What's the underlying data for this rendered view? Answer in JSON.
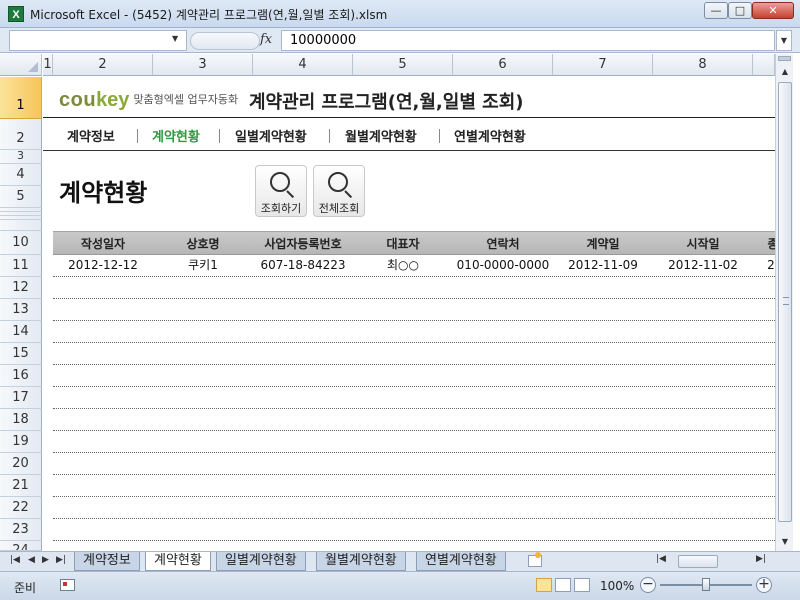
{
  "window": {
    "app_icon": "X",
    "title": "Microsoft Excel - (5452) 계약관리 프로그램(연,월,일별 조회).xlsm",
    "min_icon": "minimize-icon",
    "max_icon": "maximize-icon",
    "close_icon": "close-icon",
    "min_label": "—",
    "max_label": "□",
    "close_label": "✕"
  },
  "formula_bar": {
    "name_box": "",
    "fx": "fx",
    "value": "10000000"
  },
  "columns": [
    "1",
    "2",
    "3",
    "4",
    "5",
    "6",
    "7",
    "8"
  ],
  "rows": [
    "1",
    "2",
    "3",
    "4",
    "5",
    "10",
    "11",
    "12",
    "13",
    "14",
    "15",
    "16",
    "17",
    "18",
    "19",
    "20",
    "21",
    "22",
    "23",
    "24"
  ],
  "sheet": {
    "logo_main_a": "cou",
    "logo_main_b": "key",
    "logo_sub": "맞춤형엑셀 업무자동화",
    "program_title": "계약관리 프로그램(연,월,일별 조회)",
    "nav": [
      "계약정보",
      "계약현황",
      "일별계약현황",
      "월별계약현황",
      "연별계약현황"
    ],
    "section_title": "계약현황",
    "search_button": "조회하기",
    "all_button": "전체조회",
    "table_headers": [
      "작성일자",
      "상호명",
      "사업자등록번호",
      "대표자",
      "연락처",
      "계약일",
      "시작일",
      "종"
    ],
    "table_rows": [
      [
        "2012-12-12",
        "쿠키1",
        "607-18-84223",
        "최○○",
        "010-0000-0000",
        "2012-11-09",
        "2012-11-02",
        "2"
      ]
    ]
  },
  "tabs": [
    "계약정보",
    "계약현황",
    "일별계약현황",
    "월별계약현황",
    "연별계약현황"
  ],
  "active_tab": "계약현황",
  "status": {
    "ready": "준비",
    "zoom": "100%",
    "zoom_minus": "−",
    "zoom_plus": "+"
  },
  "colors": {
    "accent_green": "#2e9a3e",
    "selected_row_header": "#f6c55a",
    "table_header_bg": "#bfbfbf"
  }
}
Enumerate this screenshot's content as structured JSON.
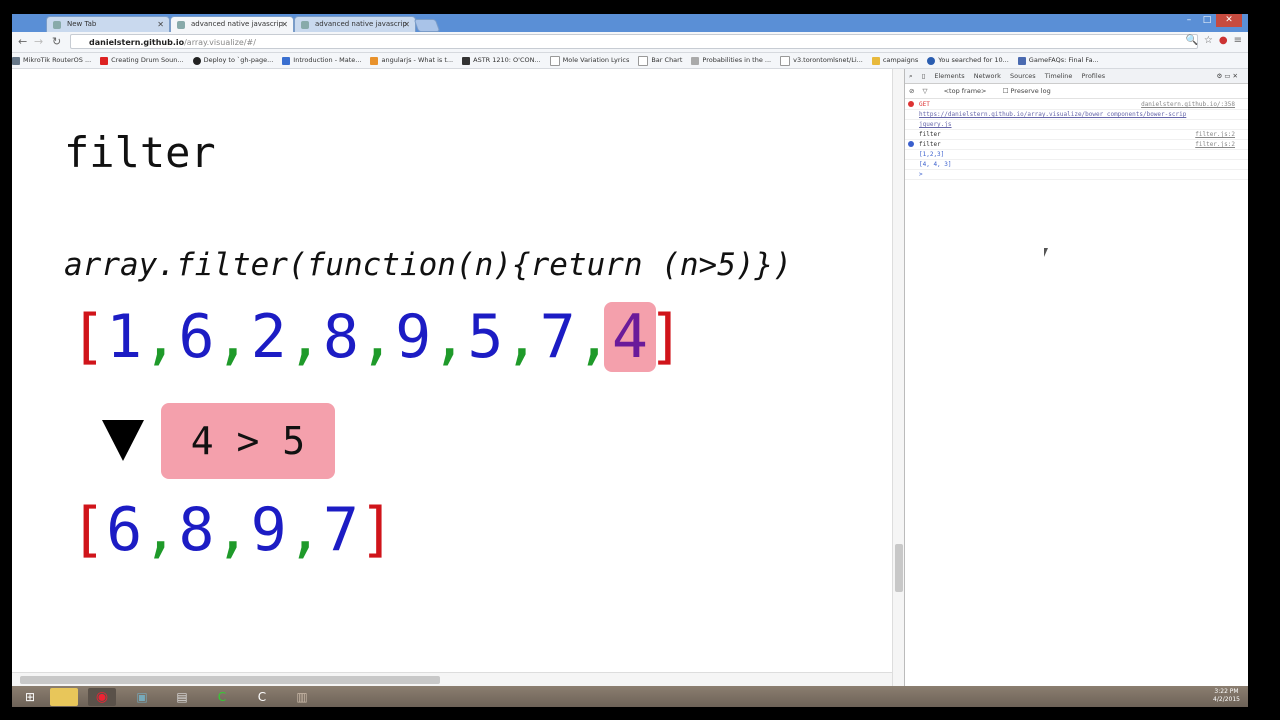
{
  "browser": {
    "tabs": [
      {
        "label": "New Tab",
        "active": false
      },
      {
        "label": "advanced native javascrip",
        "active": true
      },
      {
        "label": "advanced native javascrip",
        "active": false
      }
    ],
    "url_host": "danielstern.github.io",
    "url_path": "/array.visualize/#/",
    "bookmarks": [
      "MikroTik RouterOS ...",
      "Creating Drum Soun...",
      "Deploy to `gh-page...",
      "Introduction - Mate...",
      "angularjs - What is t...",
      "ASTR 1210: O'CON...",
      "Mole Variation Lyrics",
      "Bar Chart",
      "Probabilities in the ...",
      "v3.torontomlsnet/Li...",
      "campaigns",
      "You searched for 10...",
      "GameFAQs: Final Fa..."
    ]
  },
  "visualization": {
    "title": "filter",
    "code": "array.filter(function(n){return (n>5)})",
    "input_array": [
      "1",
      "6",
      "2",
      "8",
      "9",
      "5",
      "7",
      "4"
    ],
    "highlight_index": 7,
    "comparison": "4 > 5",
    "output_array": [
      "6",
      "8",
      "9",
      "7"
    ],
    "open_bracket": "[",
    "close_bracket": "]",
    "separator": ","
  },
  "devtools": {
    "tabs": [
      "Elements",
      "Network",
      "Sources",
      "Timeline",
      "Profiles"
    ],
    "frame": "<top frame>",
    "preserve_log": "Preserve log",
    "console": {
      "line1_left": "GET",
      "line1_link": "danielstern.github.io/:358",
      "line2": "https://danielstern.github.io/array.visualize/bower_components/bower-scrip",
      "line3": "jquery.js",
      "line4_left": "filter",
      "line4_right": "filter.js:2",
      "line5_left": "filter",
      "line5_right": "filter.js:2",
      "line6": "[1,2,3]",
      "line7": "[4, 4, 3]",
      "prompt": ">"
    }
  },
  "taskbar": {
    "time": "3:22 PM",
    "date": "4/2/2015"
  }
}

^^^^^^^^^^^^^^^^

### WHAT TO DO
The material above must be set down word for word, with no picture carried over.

### RESPONSE AREA
What's the underlying data for this rendered view? Answer in JSON.
{
  "window": {
    "app_icon": "X",
    "title": "Microsoft Excel - (5452) 계약관리 프로그램(연,월,일별 조회).xlsm",
    "min_icon": "minimize-icon",
    "max_icon": "maximize-icon",
    "close_icon": "close-icon",
    "min_label": "—",
    "max_label": "□",
    "close_label": "✕"
  },
  "formula_bar": {
    "name_box": "",
    "fx": "fx",
    "value": "10000000"
  },
  "columns": [
    "1",
    "2",
    "3",
    "4",
    "5",
    "6",
    "7",
    "8"
  ],
  "rows": [
    "1",
    "2",
    "3",
    "4",
    "5",
    "10",
    "11",
    "12",
    "13",
    "14",
    "15",
    "16",
    "17",
    "18",
    "19",
    "20",
    "21",
    "22",
    "23",
    "24"
  ],
  "sheet": {
    "logo_main_a": "cou",
    "logo_main_b": "key",
    "logo_sub": "맞춤형엑셀 업무자동화",
    "program_title": "계약관리 프로그램(연,월,일별 조회)",
    "nav": [
      "계약정보",
      "계약현황",
      "일별계약현황",
      "월별계약현황",
      "연별계약현황"
    ],
    "section_title": "계약현황",
    "search_button": "조회하기",
    "all_button": "전체조회",
    "table_headers": [
      "작성일자",
      "상호명",
      "사업자등록번호",
      "대표자",
      "연락처",
      "계약일",
      "시작일",
      "종"
    ],
    "table_rows": [
      [
        "2012-12-12",
        "쿠키1",
        "607-18-84223",
        "최○○",
        "010-0000-0000",
        "2012-11-09",
        "2012-11-02",
        "2"
      ]
    ]
  },
  "tabs": [
    "계약정보",
    "계약현황",
    "일별계약현황",
    "월별계약현황",
    "연별계약현황"
  ],
  "active_tab": "계약현황",
  "status": {
    "ready": "준비",
    "zoom": "100%",
    "zoom_minus": "−",
    "zoom_plus": "+"
  },
  "colors": {
    "accent_green": "#2e9a3e",
    "selected_row_header": "#f6c55a",
    "table_header_bg": "#bfbfbf"
  }
}
Enumerate this screenshot's content as structured JSON.
{
  "browser": {
    "tabs": [
      {
        "label": "New Tab",
        "active": false
      },
      {
        "label": "advanced native javascrip",
        "active": true
      },
      {
        "label": "advanced native javascrip",
        "active": false
      }
    ],
    "url_host": "danielstern.github.io",
    "url_path": "/array.visualize/#/",
    "bookmarks": [
      "MikroTik RouterOS ...",
      "Creating Drum Soun...",
      "Deploy to `gh-page...",
      "Introduction - Mate...",
      "angularjs - What is t...",
      "ASTR 1210: O'CON...",
      "Mole Variation Lyrics",
      "Bar Chart",
      "Probabilities in the ...",
      "v3.torontomlsnet/Li...",
      "campaigns",
      "You searched for 10...",
      "GameFAQs: Final Fa..."
    ]
  },
  "visualization": {
    "title": "filter",
    "code": "array.filter(function(n){return (n>5)})",
    "input_array": [
      "1",
      "6",
      "2",
      "8",
      "9",
      "5",
      "7",
      "4"
    ],
    "highlight_index": 7,
    "comparison": "4 > 5",
    "output_array": [
      "6",
      "8",
      "9",
      "7"
    ],
    "open_bracket": "[",
    "close_bracket": "]",
    "separator": ","
  },
  "devtools": {
    "tabs": [
      "Elements",
      "Network",
      "Sources",
      "Timeline",
      "Profiles"
    ],
    "frame": "<top frame>",
    "preserve_log": "Preserve log",
    "console": {
      "line1_left": "GET",
      "line1_link": "danielstern.github.io/:358",
      "line2": "https://danielstern.github.io/array.visualize/bower_components/bower-scrip",
      "line3": "jquery.js",
      "line4_left": "filter",
      "line4_right": "filter.js:2",
      "line5_left": "filter",
      "line5_right": "filter.js:2",
      "line6": "[1,2,3]",
      "line7": "[4, 4, 3]",
      "prompt": ">"
    }
  },
  "taskbar": {
    "time": "3:22 PM",
    "date": "4/2/2015"
  }
}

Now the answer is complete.